Google's Quantum Quest

Google is a frontrunner in the race to develop practical quantum computers. In a significant move, they recently announced a $5 million competition. This challenge calls on researchers worldwide to develop algorithms for specific scientific problems. The hefty prize money underscores Google's commitment to fostering collaboration and accelerating breakthroughs in the field. 

The Road Ahead
Quantum computing is still in its early stages, but the potential is undeniable. As Google's $5 million challenge demonstrates, collaboration is key to unlocking the true power of these machines. With continued research and development, quantum computing has the potential to revolutionize various industries and usher in a new era of scientific discovery. 

Saturday 6 April 2024

World Health Day 2024: My Health, My Right

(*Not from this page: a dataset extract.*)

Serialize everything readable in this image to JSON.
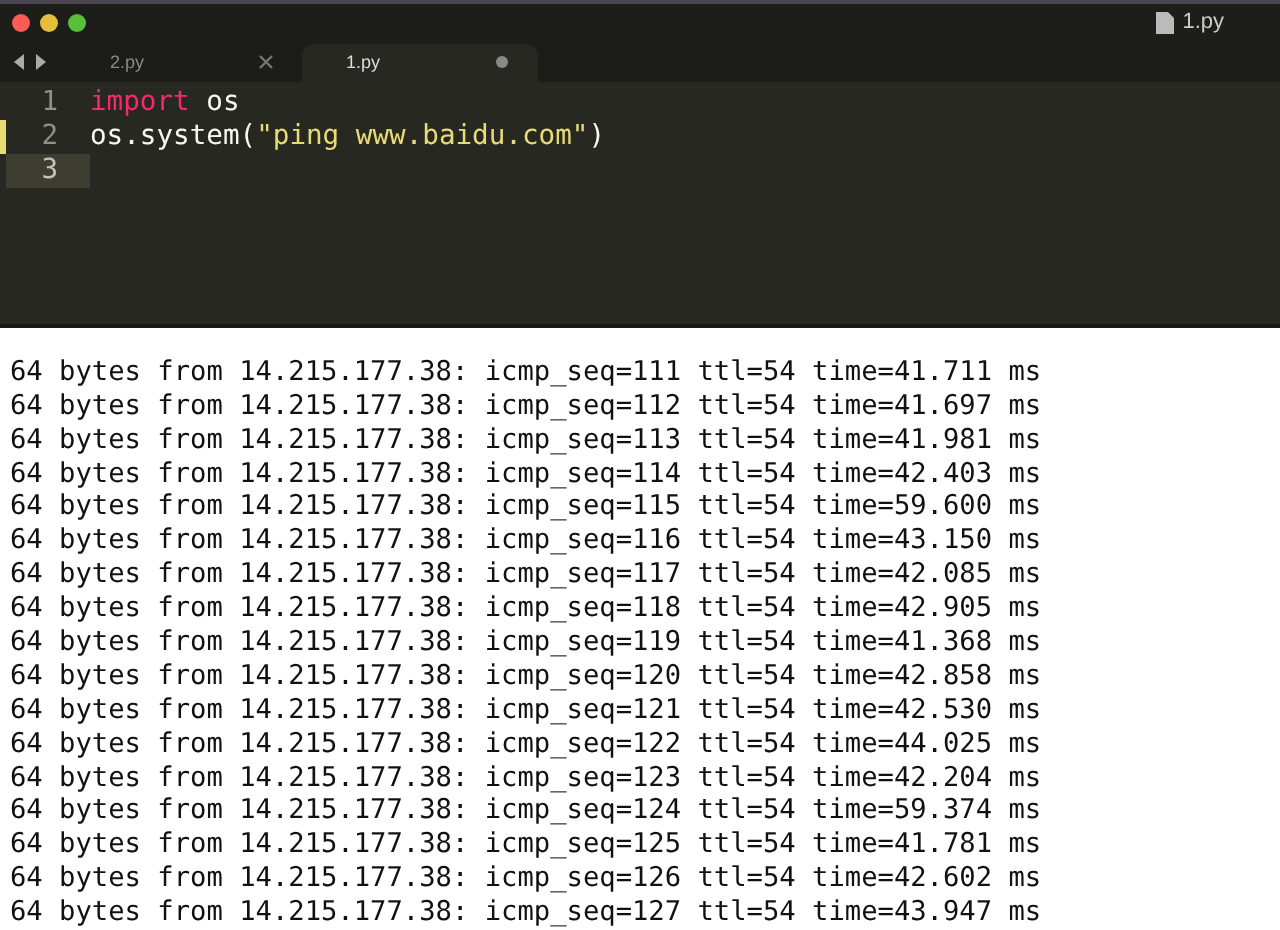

Every year on April 7th, the World Health Organization (WHO) celebrates World Health Day. This year's theme, "My Health, My Right," underscores a fundamental principle: health is a human right, not a privilege. 

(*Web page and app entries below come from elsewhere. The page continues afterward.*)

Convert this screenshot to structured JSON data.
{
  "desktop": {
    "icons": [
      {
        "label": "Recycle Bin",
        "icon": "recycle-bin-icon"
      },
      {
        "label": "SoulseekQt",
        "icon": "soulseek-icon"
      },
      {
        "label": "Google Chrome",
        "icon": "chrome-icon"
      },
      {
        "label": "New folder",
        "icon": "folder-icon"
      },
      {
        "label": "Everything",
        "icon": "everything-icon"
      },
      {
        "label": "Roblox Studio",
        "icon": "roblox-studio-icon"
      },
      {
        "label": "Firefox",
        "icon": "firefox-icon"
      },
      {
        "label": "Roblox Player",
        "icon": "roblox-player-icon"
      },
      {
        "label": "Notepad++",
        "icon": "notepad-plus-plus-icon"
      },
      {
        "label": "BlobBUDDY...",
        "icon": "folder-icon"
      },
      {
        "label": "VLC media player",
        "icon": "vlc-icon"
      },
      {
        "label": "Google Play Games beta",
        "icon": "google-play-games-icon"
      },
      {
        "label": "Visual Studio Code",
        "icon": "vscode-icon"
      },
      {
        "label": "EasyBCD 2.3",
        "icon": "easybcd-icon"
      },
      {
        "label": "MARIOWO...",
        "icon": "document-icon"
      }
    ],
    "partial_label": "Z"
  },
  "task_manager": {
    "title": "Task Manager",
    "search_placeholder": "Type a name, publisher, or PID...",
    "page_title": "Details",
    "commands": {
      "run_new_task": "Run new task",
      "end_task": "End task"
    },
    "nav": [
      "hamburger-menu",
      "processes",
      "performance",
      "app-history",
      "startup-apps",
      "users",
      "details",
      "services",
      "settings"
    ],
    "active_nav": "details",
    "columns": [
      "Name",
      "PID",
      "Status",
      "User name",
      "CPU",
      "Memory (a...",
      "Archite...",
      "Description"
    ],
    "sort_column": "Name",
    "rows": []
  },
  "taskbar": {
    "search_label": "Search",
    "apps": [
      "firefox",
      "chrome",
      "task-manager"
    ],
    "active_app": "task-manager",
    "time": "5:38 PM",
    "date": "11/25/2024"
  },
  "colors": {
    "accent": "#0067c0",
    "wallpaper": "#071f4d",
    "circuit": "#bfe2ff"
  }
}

The Right to Health: A Global Challenge

Despite the enshrinement of health as a right in the constitutions of over 140 countries, millions across the globe face challenges accessing essential healthcare services.  

* Diseases, both new and existing, remain a constant threat to health and well-being.

* Disasters, conflicts, and environmental issues further disrupt healthcare access.

* Social and economic inequalities create barriers to quality healthcare for many.

Taking Action for Global Health Equity

The theme "My Health, My Right" calls for a multi-pronged approach to achieving health equity for all:

* Strengthening Healthcare Systems: Ensuring adequate resources and infrastructure to provide accessible and affordable healthcare services.

* Empowering Individuals: Promoting health education and encouraging individuals to take control of their health.

* Addressing Social Determinants of Health: Tackling issues like poverty, housing, education, and sanitation that significantly impact health outcomes.

* Upholding Health as a Human Right:

Advocating for policies and legislation that guarantee access to healthcare for all.

World Health Day 2024: A Call to Action

This World Health Day serves as a springboard for collective action towards achieving health equity. Here's how you can contribute:

* Educate Yourself: Learn more about global health challenges and the right to health.

* Advocate for Change: Support policies and initiatives that promote health equity.

* Practice Healthy Habits: Take care of your own health and well-being, inspiring others to do the same.

* Spread Awareness: Share information about World Health Day and the theme "My Health, My Right" with your community.

By working together, we can create a world where everyone, everywhere has the opportunity to live a healthy life. 

Decoding the Message: Unveiling the Secrets Hidden in DNA Sequences

In Chapter 2, we explored the fundamental building blocks of life - DNA, RNA, and proteins. Now, it's time to delve deeper into the worl...